Somewhere, in the bowels of Williams-Brice Stadium, Steve Spurrier has been preparing; readying himself for the moment when he steps from the humidity of the Southern summer into the air conditioning of a dimly lit hotel conference room. This moment does not involve a team or a playbook. It does not derive itself from anything resembling the game of football. The coach needs only a live microphone and a captive audience.
Spurrier has been hitting the gym – today was arm day – and he’s been working on what comes naturally: Giving a speech. His verbal jabs encapsulate everything from commenting on paying players to tweaking Nick Saban, the NCAA and Dabo Swinney, as respectively as he can. It remains uncertain whether his derisory speech-giving is a concerted effort or a loving aloofness. Either way, this moment is cherished by every member of the media.
Of course, the only event provides the Head Ball Coach with this golden opportunity is SEC Media Days, and he’s scheduled to appear on the second day of the now four-day circus.
The circus that devours the Wynfrey Hotel in Hoover, Ala. is the peak of the post-National Signing Day college football offseason: An event that doesn’t actually provide insight on much of anything, but holds the attention of the college footballing world for a brief moment in time. The 1,000-plus credentialed media members descend on the Birmingham suburb to hear 14 coaches and 42 players say mostly pre-prepared responses. Les Miles doesn’t know how the season will go any better than any media member, but that doesn’t stop us from analyzing every response from every speaker because any semblance of college football is better than no talk of the sport.
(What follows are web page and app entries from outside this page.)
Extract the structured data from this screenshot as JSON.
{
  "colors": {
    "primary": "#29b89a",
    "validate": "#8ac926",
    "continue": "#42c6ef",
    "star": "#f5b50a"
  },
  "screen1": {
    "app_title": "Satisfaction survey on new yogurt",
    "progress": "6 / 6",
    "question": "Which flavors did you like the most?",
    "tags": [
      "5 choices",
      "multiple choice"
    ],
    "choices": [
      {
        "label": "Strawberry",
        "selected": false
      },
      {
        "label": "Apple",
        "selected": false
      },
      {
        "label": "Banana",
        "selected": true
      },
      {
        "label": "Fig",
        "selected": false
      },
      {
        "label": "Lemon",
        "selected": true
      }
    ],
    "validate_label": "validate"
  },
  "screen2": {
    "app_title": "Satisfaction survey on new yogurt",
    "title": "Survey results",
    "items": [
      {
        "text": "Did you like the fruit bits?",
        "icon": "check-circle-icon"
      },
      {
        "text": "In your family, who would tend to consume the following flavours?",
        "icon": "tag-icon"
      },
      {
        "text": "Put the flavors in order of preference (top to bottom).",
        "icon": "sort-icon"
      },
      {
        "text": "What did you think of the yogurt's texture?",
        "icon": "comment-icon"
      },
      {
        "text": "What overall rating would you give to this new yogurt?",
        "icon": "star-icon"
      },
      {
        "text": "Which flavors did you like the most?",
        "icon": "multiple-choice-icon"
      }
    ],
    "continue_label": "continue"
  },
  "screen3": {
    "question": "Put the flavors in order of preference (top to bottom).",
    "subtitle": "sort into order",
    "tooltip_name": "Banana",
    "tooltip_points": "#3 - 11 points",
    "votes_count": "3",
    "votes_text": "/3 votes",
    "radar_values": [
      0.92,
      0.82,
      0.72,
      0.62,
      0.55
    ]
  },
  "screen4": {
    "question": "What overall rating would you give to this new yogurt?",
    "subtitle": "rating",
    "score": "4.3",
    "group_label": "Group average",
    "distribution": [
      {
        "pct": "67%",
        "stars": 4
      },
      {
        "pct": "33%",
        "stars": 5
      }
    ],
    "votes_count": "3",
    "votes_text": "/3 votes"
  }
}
Adept media companies are good at many things, one of which is making something that shouldn’t matter into a must-see event like the NFL Combine or the Nathan’s Hot Dog Eating Contest, and the SEC is no different. The Media Days have become a television event with the usual press conferences, but as the circus grows, so do the list of extra activities. Other important events are on the agenda this year include unveiling the new College Football Playoff College Football Championship Trophy – which I assume is just a wooden plaque with “TROPHY” written on it by Archie Manning – and most likely announcing new carriers for the SEC Network.
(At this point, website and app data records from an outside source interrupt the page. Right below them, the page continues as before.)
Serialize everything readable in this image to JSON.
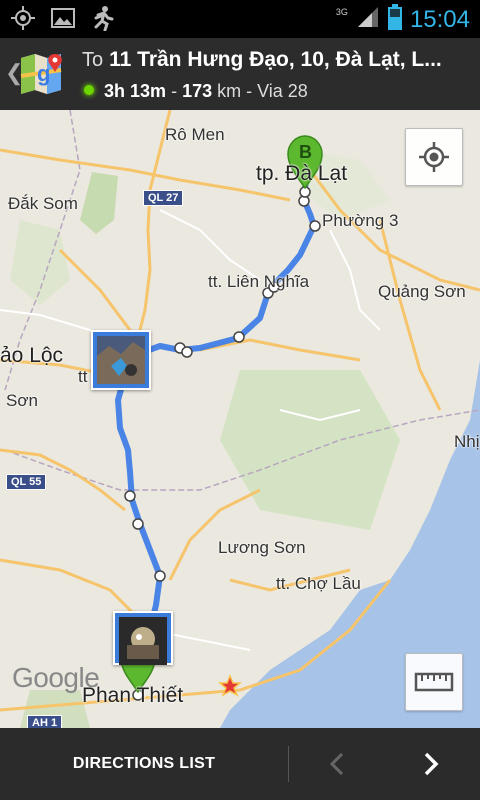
{
  "status_bar": {
    "time": "15:04",
    "network": "3G",
    "icons": [
      "gps-icon",
      "image-notification-icon",
      "running-man-icon",
      "signal-icon",
      "battery-icon"
    ]
  },
  "header": {
    "to_prefix": "To",
    "destination": "11 Trần Hưng Đạo, 10, Đà Lạt, L...",
    "duration_h": "3h",
    "duration_m": "13m",
    "sep1": " - ",
    "distance": "173",
    "distance_unit": " km",
    "via": " - Via 28"
  },
  "map": {
    "labels": {
      "ro_men": "Rô Men",
      "dak_som": "Đắk Som",
      "tp_da_lat": "tp. Đà Lạt",
      "phuong3": "Phường 3",
      "lien_nghia": "tt. Liên Nghĩa",
      "quang_son": "Quảng Sơn",
      "bao_loc": "ảo Lộc",
      "tt": "tt",
      "son": "Sơn",
      "nhi": "Nhị",
      "luong_son": "Lương Sơn",
      "cho_lau": "tt. Chợ Lầu",
      "phan_thiet": "Phan Thiết"
    },
    "shields": {
      "ql27": "QL 27",
      "ql55": "QL 55",
      "ah1": "AH 1"
    },
    "marker_a": "A",
    "marker_b": "B",
    "attribution": "Google",
    "colors": {
      "route": "#3b7be6",
      "marker": "#5cb82e",
      "water": "#a7c3e8",
      "road": "#f6c46b"
    }
  },
  "bottom_bar": {
    "directions_list": "DIRECTIONS LIST"
  }
}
SEC Commissioner and godfather of college football Mike Slive opens the ceremonies Monday morning, with Saban, his Alabama players and legions of local fans closing it out on Thursday afternoon. No one surpasses the entertainment value of Spurrier, but Arkansas coach and leg tattoo enthusiast Bret Bielema is always an interesting character study, and it should be exciting to see the hot-seated Will Muschamp give his address to the media while trying to eavesdrop on Gus Malzahn talking about how offense works.
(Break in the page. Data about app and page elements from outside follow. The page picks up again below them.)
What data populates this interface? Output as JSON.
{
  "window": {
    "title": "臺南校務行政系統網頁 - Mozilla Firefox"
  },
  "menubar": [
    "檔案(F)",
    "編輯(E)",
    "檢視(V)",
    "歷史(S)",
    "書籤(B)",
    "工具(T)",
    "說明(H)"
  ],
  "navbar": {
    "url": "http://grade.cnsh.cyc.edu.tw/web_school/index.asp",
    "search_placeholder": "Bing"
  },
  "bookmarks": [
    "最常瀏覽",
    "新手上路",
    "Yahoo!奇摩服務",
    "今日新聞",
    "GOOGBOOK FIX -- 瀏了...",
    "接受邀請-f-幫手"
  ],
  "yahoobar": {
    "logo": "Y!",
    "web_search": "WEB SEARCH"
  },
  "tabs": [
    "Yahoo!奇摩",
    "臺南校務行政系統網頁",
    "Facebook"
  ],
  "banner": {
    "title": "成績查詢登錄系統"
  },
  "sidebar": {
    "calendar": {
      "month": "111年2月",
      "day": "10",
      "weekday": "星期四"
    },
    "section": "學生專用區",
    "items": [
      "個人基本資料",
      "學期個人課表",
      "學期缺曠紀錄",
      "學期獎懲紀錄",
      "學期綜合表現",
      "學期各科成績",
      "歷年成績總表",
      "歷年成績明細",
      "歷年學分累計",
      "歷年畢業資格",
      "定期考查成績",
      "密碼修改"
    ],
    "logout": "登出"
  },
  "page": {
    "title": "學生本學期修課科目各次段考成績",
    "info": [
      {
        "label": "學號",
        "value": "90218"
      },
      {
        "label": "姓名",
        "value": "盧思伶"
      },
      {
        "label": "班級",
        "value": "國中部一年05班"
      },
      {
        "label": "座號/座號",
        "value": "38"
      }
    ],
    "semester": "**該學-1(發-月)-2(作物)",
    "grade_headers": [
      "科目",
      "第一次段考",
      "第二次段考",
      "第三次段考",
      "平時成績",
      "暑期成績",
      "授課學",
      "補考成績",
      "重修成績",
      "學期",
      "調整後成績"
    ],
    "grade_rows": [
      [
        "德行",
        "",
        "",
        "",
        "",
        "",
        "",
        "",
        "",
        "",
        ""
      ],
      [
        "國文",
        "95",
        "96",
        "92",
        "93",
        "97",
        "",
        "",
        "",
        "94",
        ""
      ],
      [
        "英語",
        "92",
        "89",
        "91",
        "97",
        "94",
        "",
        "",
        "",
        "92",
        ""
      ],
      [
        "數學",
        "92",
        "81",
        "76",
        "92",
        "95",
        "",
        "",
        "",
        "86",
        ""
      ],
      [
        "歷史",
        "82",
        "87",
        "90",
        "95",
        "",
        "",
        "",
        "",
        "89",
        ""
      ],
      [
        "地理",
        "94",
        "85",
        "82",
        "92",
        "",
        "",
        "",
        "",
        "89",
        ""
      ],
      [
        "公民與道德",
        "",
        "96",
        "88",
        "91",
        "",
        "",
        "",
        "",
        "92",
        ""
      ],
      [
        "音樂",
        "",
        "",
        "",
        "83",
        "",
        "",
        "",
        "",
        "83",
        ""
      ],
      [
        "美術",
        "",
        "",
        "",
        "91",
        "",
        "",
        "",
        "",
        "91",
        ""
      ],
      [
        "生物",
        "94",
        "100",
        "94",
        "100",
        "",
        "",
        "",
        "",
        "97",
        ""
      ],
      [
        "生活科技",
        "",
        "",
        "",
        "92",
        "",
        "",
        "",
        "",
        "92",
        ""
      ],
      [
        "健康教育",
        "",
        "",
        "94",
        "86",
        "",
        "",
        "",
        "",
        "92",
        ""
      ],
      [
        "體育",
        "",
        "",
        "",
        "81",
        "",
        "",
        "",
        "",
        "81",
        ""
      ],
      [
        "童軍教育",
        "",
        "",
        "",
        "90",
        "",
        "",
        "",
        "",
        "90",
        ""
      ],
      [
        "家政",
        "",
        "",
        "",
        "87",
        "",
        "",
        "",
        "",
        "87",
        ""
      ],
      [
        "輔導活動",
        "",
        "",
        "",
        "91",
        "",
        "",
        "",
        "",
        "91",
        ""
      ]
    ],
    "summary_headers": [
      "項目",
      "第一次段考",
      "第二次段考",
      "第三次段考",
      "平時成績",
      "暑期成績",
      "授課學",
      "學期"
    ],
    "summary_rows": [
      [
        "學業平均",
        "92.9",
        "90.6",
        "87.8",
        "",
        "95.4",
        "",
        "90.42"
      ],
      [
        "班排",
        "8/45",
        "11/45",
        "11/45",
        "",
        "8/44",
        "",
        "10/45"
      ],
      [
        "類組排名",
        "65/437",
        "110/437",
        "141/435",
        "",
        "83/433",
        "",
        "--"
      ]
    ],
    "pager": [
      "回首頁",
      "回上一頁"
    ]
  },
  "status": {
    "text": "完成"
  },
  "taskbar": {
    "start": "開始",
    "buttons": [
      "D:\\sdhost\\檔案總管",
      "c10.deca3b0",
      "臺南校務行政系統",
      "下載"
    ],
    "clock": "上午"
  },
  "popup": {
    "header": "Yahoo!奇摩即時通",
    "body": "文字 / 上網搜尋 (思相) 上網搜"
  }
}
While the coaches are a constant point of interest at the Days, last year was a zenith of player interest. Jadeveon Clowney was a phenomenon after “the Hit,” and Johnny Manziel was, well, Johnny Manziel. This time, the Texas A&M quarterback was answering questions about his dehydrated oversleeping at the Manning Passing Academy, still months away from his NFL career, the rolled up dollar bill and Swan Lake. With Clowney, Manziel, AJ McCarron, Aaron Murray, Zach Mettenberger, Connor Shaw, C.J. Mosley and other stars all departed to greener pastures, the players participating in this year’s Media Days are more of the up-and-coming variety.
Auburn quarterback Nick Marshall is sitting this one out due to his recent legal discrepancies, but even if he was in attendance, there remains a lack of star power. (Texas A&M is bringing a punter.) But that won’t stop the spectacle from pushing forward, growing more popular and more crowded every year. Landon Collins, Todd Gurley, Bo Wallace, Amari Cooper and Deshazor Everett can become the household names of the players that preceded them, talking ball to the amassed media horde and the dozens watching on television.
A phantasmagoria of college football is upon us and it takes place in a recently renovated hotel attached to a shopping mall. The 2014 college football season is coming soon enough, and the downhill slide starts with SEC Media Days.